With the stroke of his pen, Jules Feiffer has the ability to change the world. In fact, he’s been doing just that, consistently, as well as professionally, for the past 70-plus years. And there’s no sign of him slowing down any time soon.
“I’ve known that I wanted to be a cartoonist from the time I was 3 or 4 years old,” says the now-93-year-old syndicated illustrator, who has been sharing his searing social and political commentary on the national stage since the 1940s and still draws every day. “It’s something that I’ve not only gotten great joy from; it’s also given me the opportunity to actually say something.”
The Pulitzer Prize-winning editorial cartoonist, who lives on Shelter Island with his wife, JZ Holden, is regarded as one of the most widely read satirists in the country. He’s written more than 35 books, plays and screenplays and has seen his cartoons and illustrations regularly appear in such outlets as The Village Voice, the New York Times, the Los Angeles Times, the London Observer, The New Yorker, Playboy, Esquire, and The Nation.
Among his most notable achievements, Feiffer has been inducted into the Comic Book Hall of Fame; he’s also written the Academy Award-winning animated short film Munro, the provocative and groundbreaking film, Carnal Knowledge, and the musical comedy feature-length film Popeye; as well as the stage plays Little Murders, Knock Knock, and Feiffer’s People; and the books The Phantom Tollbooth, The Man in the Ceiling and Kill My Mother.
It’s a lot. And there’s more, including awards from The Writers Guild of America and the Outer Critics Circle, a George Polk Award, an Inkpot Award, an Obie Award, and special distinction from The Library of Congress for his “remarkable legacy.”
“The role I have been able to play at particular times to affect our politics and sensibilities has been a gift,” he says, humbly, of his considerable contributions to the social and political fabric.
Not one to rest on his laurels, the prolific changemaker, who jokes that he maintains “a 24-hour workday … with a few naps in between,” has a slew of events slated for the summer.
First up is a pair of screenings and talks about the film Popeye at the Sag Harbor Cinema during the Memorial Day weekend. That feature-length musical comedy, which Feiffer wrote, was directed by Robert Altman and starred Robin Williams and Shelley Duvall. The Keyes Gallery in Sag Harbor will be hosting an exhibition of Feiffer’s work that will run concurrent with the event.
That same weekend, his work will hang in a group exhibition, “Once On This Island,” curated by Margaret Garrett and in honor of the 100th anniversary of the Shelter Island Historical Society. The following month, he’ll be giving a talk with author Robert Lipsyte at the Shelter Island Library.

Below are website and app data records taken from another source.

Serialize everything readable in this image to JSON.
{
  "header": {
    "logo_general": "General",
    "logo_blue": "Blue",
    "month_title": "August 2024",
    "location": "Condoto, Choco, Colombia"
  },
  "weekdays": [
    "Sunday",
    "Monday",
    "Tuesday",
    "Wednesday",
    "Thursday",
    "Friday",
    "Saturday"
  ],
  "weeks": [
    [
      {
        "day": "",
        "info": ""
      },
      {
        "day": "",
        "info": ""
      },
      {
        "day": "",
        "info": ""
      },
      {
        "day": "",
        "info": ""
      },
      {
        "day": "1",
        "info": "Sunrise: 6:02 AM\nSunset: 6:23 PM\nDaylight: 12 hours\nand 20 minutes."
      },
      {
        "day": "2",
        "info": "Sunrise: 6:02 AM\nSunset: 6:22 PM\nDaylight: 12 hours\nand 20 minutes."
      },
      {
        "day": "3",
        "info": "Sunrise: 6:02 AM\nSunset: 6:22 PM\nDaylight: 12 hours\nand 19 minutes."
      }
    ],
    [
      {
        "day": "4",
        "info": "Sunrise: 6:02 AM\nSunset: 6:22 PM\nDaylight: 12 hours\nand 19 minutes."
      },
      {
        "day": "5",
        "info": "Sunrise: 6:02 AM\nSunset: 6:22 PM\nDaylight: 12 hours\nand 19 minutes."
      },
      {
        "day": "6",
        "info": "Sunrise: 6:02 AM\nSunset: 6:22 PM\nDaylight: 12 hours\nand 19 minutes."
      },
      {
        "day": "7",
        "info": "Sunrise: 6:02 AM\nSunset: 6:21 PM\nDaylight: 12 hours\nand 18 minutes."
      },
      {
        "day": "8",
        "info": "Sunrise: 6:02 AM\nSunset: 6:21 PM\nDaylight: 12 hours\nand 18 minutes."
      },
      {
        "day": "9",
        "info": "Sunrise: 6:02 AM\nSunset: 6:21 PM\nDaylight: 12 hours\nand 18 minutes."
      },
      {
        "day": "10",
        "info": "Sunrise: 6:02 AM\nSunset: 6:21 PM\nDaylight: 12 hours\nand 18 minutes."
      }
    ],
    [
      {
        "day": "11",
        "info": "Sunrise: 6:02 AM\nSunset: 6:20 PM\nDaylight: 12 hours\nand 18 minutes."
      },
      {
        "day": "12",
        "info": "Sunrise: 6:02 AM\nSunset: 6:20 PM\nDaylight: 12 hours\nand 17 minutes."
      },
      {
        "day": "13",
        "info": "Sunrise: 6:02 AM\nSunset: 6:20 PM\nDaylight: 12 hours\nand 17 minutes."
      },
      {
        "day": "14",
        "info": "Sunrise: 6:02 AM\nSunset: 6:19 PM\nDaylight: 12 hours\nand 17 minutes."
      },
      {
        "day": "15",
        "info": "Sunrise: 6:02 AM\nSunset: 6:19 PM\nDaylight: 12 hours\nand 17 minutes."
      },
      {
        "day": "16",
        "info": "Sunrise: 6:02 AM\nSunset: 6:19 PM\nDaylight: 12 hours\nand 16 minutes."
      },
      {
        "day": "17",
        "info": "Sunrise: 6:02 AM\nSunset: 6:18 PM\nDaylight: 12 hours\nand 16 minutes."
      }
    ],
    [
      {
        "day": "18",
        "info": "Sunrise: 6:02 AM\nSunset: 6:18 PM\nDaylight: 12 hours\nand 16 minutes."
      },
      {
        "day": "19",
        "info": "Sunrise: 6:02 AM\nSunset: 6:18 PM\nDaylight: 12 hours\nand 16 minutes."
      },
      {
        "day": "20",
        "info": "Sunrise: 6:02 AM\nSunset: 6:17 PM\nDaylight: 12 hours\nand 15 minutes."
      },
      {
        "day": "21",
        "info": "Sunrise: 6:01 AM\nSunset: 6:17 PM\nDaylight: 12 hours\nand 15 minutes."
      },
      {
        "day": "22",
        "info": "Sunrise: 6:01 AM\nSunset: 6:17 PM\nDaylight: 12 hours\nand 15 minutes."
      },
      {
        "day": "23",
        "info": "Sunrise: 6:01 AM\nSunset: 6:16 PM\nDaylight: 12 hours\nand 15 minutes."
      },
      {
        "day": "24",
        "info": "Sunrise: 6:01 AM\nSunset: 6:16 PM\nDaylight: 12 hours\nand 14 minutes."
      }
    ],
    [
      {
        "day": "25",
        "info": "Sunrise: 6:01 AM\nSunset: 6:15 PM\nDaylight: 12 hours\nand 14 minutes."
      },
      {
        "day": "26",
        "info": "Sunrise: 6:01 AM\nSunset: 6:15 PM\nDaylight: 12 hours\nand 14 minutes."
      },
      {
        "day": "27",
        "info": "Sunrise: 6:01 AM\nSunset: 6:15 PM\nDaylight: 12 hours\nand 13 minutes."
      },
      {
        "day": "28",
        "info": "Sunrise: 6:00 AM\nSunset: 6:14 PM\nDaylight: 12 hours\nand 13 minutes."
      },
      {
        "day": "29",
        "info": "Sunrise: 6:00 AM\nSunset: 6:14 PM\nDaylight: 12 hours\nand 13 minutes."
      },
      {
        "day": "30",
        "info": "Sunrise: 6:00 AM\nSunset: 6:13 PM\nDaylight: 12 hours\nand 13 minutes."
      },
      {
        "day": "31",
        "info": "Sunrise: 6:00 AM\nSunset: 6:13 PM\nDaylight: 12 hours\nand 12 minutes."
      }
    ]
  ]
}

Looking to the future, Feiffer has two more children’s books that he’s currently working on. One about a boy who is continually late for school and the other is about a kid who pretends that his finger is a gun. As evidenced by his massive body of work, they are both filled with outrageous exploits, a quick wit and Feiffer’s trademark joie de vivre.
“I’ve always just wanted to do the work and I’m so grateful to still be doing it,” he says, reflecting on his incredible success. “To my amazement, being able to realize these goals — even if I am half blind, stooped over and physically incapacitated in all sorts of ways … I’ve had a wonderful, very happy life.”